=== REQUIREMENT ===
Skip the pictures and repeat each line of the data exactly.

=== ENTRIES PROVIDED ===

========================================================================

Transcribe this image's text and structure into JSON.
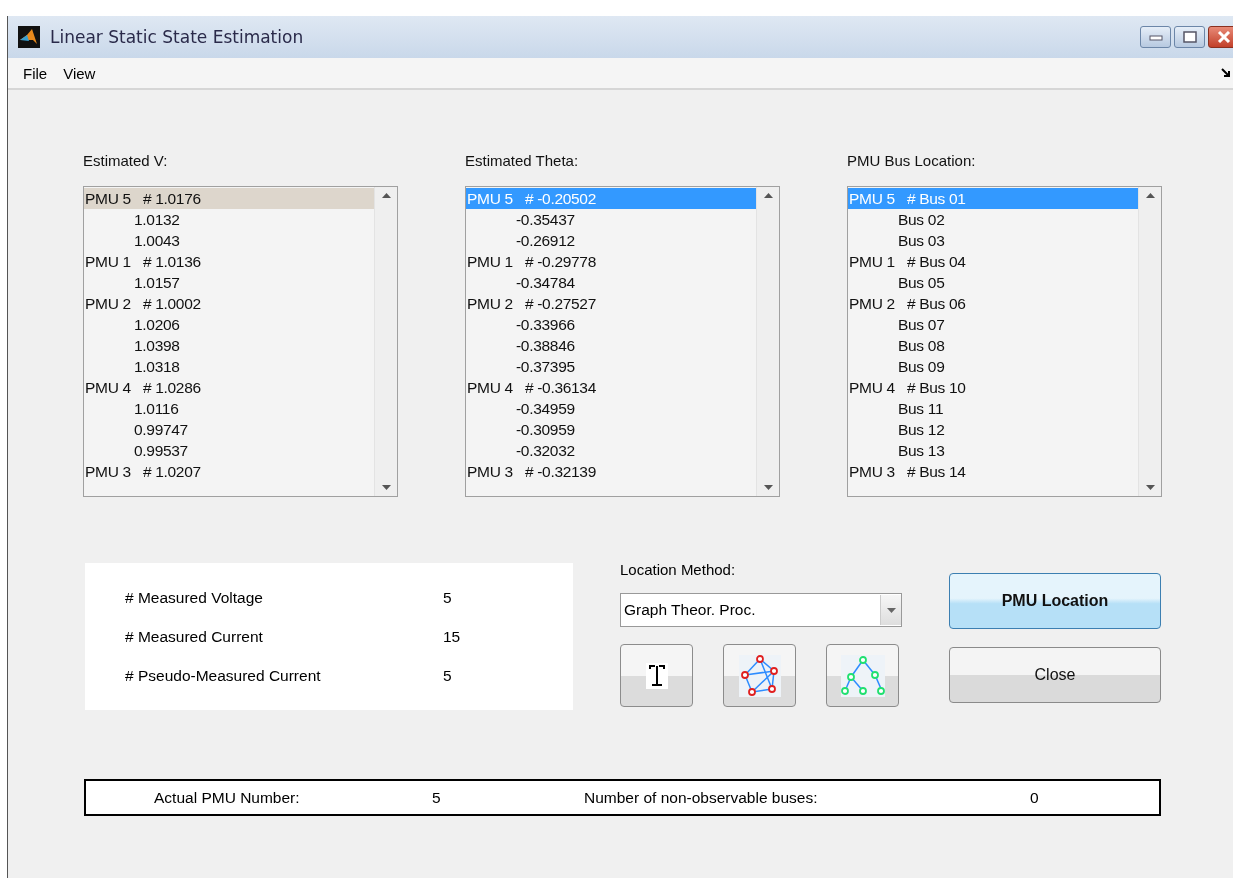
{
  "window": {
    "title": "Linear Static State Estimation"
  },
  "menu": [
    {
      "label": "File"
    },
    {
      "label": "View"
    }
  ],
  "lists": [
    {
      "label": "Estimated V:",
      "focused": false,
      "items": [
        {
          "kind": "head",
          "text": "PMU 5   # 1.0176",
          "selected": true
        },
        {
          "kind": "sub",
          "text": "1.0132",
          "selected": false
        },
        {
          "kind": "sub",
          "text": "1.0043",
          "selected": false
        },
        {
          "kind": "head",
          "text": "PMU 1   # 1.0136",
          "selected": false
        },
        {
          "kind": "sub",
          "text": "1.0157",
          "selected": false
        },
        {
          "kind": "head",
          "text": "PMU 2   # 1.0002",
          "selected": false
        },
        {
          "kind": "sub",
          "text": "1.0206",
          "selected": false
        },
        {
          "kind": "sub",
          "text": "1.0398",
          "selected": false
        },
        {
          "kind": "sub",
          "text": "1.0318",
          "selected": false
        },
        {
          "kind": "head",
          "text": "PMU 4   # 1.0286",
          "selected": false
        },
        {
          "kind": "sub",
          "text": "1.0116",
          "selected": false
        },
        {
          "kind": "sub",
          "text": "0.99747",
          "selected": false
        },
        {
          "kind": "sub",
          "text": "0.99537",
          "selected": false
        },
        {
          "kind": "head",
          "text": "PMU 3   # 1.0207",
          "selected": false
        }
      ]
    },
    {
      "label": "Estimated Theta:",
      "focused": true,
      "items": [
        {
          "kind": "head",
          "text": "PMU 5   # -0.20502",
          "selected": true
        },
        {
          "kind": "sub",
          "text": "-0.35437",
          "selected": false
        },
        {
          "kind": "sub",
          "text": "-0.26912",
          "selected": false
        },
        {
          "kind": "head",
          "text": "PMU 1   # -0.29778",
          "selected": false
        },
        {
          "kind": "sub",
          "text": "-0.34784",
          "selected": false
        },
        {
          "kind": "head",
          "text": "PMU 2   # -0.27527",
          "selected": false
        },
        {
          "kind": "sub",
          "text": "-0.33966",
          "selected": false
        },
        {
          "kind": "sub",
          "text": "-0.38846",
          "selected": false
        },
        {
          "kind": "sub",
          "text": "-0.37395",
          "selected": false
        },
        {
          "kind": "head",
          "text": "PMU 4   # -0.36134",
          "selected": false
        },
        {
          "kind": "sub",
          "text": "-0.34959",
          "selected": false
        },
        {
          "kind": "sub",
          "text": "-0.30959",
          "selected": false
        },
        {
          "kind": "sub",
          "text": "-0.32032",
          "selected": false
        },
        {
          "kind": "head",
          "text": "PMU 3   # -0.32139",
          "selected": false
        }
      ]
    },
    {
      "label": "PMU Bus Location:",
      "focused": true,
      "items": [
        {
          "kind": "head",
          "text": "PMU 5   # Bus 01",
          "selected": true
        },
        {
          "kind": "sub",
          "text": "Bus 02",
          "selected": false
        },
        {
          "kind": "sub",
          "text": "Bus 03",
          "selected": false
        },
        {
          "kind": "head",
          "text": "PMU 1   # Bus 04",
          "selected": false
        },
        {
          "kind": "sub",
          "text": "Bus 05",
          "selected": false
        },
        {
          "kind": "head",
          "text": "PMU 2   # Bus 06",
          "selected": false
        },
        {
          "kind": "sub",
          "text": "Bus 07",
          "selected": false
        },
        {
          "kind": "sub",
          "text": "Bus 08",
          "selected": false
        },
        {
          "kind": "sub",
          "text": "Bus 09",
          "selected": false
        },
        {
          "kind": "head",
          "text": "PMU 4   # Bus 10",
          "selected": false
        },
        {
          "kind": "sub",
          "text": "Bus 11",
          "selected": false
        },
        {
          "kind": "sub",
          "text": "Bus 12",
          "selected": false
        },
        {
          "kind": "sub",
          "text": "Bus 13",
          "selected": false
        },
        {
          "kind": "head",
          "text": "PMU 3   # Bus 14",
          "selected": false
        }
      ]
    }
  ],
  "measurements": [
    {
      "label": "# Measured Voltage",
      "value": "5"
    },
    {
      "label": "# Measured Current",
      "value": "15"
    },
    {
      "label": "# Pseudo-Measured Current",
      "value": "5"
    }
  ],
  "location_method": {
    "label": "Location Method:",
    "value": "Graph Theor. Proc."
  },
  "tool_buttons": [
    {
      "kind": "text-cursor"
    },
    {
      "kind": "graph"
    },
    {
      "kind": "tree"
    }
  ],
  "buttons": [
    {
      "label": "PMU Location",
      "default": true
    },
    {
      "label": "Close",
      "default": false
    }
  ],
  "status": [
    {
      "label": "Actual PMU Number:",
      "value": "5"
    },
    {
      "label": "Number of non-observable buses:",
      "value": "0"
    }
  ]
}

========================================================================

=== THE ANSWER ===
Transcribe this image's text and structure into JSON.
{
  "window": {
    "title": "Linear Static State Estimation"
  },
  "menu": [
    {
      "label": "File"
    },
    {
      "label": "View"
    }
  ],
  "lists": [
    {
      "label": "Estimated V:",
      "focused": false,
      "items": [
        {
          "kind": "head",
          "text": "PMU 5   # 1.0176",
          "selected": true
        },
        {
          "kind": "sub",
          "text": "1.0132",
          "selected": false
        },
        {
          "kind": "sub",
          "text": "1.0043",
          "selected": false
        },
        {
          "kind": "head",
          "text": "PMU 1   # 1.0136",
          "selected": false
        },
        {
          "kind": "sub",
          "text": "1.0157",
          "selected": false
        },
        {
          "kind": "head",
          "text": "PMU 2   # 1.0002",
          "selected": false
        },
        {
          "kind": "sub",
          "text": "1.0206",
          "selected": false
        },
        {
          "kind": "sub",
          "text": "1.0398",
          "selected": false
        },
        {
          "kind": "sub",
          "text": "1.0318",
          "selected": false
        },
        {
          "kind": "head",
          "text": "PMU 4   # 1.0286",
          "selected": false
        },
        {
          "kind": "sub",
          "text": "1.0116",
          "selected": false
        },
        {
          "kind": "sub",
          "text": "0.99747",
          "selected": false
        },
        {
          "kind": "sub",
          "text": "0.99537",
          "selected": false
        },
        {
          "kind": "head",
          "text": "PMU 3   # 1.0207",
          "selected": false
        }
      ]
    },
    {
      "label": "Estimated Theta:",
      "focused": true,
      "items": [
        {
          "kind": "head",
          "text": "PMU 5   # -0.20502",
          "selected": true
        },
        {
          "kind": "sub",
          "text": "-0.35437",
          "selected": false
        },
        {
          "kind": "sub",
          "text": "-0.26912",
          "selected": false
        },
        {
          "kind": "head",
          "text": "PMU 1   # -0.29778",
          "selected": false
        },
        {
          "kind": "sub",
          "text": "-0.34784",
          "selected": false
        },
        {
          "kind": "head",
          "text": "PMU 2   # -0.27527",
          "selected": false
        },
        {
          "kind": "sub",
          "text": "-0.33966",
          "selected": false
        },
        {
          "kind": "sub",
          "text": "-0.38846",
          "selected": false
        },
        {
          "kind": "sub",
          "text": "-0.37395",
          "selected": false
        },
        {
          "kind": "head",
          "text": "PMU 4   # -0.36134",
          "selected": false
        },
        {
          "kind": "sub",
          "text": "-0.34959",
          "selected": false
        },
        {
          "kind": "sub",
          "text": "-0.30959",
          "selected": false
        },
        {
          "kind": "sub",
          "text": "-0.32032",
          "selected": false
        },
        {
          "kind": "head",
          "text": "PMU 3   # -0.32139",
          "selected": false
        }
      ]
    },
    {
      "label": "PMU Bus Location:",
      "focused": true,
      "items": [
        {
          "kind": "head",
          "text": "PMU 5   # Bus 01",
          "selected": true
        },
        {
          "kind": "sub",
          "text": "Bus 02",
          "selected": false
        },
        {
          "kind": "sub",
          "text": "Bus 03",
          "selected": false
        },
        {
          "kind": "head",
          "text": "PMU 1   # Bus 04",
          "selected": false
        },
        {
          "kind": "sub",
          "text": "Bus 05",
          "selected": false
        },
        {
          "kind": "head",
          "text": "PMU 2   # Bus 06",
          "selected": false
        },
        {
          "kind": "sub",
          "text": "Bus 07",
          "selected": false
        },
        {
          "kind": "sub",
          "text": "Bus 08",
          "selected": false
        },
        {
          "kind": "sub",
          "text": "Bus 09",
          "selected": false
        },
        {
          "kind": "head",
          "text": "PMU 4   # Bus 10",
          "selected": false
        },
        {
          "kind": "sub",
          "text": "Bus 11",
          "selected": false
        },
        {
          "kind": "sub",
          "text": "Bus 12",
          "selected": false
        },
        {
          "kind": "sub",
          "text": "Bus 13",
          "selected": false
        },
        {
          "kind": "head",
          "text": "PMU 3   # Bus 14",
          "selected": false
        }
      ]
    }
  ],
  "measurements": [
    {
      "label": "# Measured Voltage",
      "value": "5"
    },
    {
      "label": "# Measured Current",
      "value": "15"
    },
    {
      "label": "# Pseudo-Measured Current",
      "value": "5"
    }
  ],
  "location_method": {
    "label": "Location Method:",
    "value": "Graph Theor. Proc."
  },
  "tool_buttons": [
    {
      "kind": "text-cursor"
    },
    {
      "kind": "graph"
    },
    {
      "kind": "tree"
    }
  ],
  "buttons": [
    {
      "label": "PMU Location",
      "default": true
    },
    {
      "label": "Close",
      "default": false
    }
  ],
  "status": [
    {
      "label": "Actual PMU Number:",
      "value": "5"
    },
    {
      "label": "Number of non-observable buses:",
      "value": "0"
    }
  ]
}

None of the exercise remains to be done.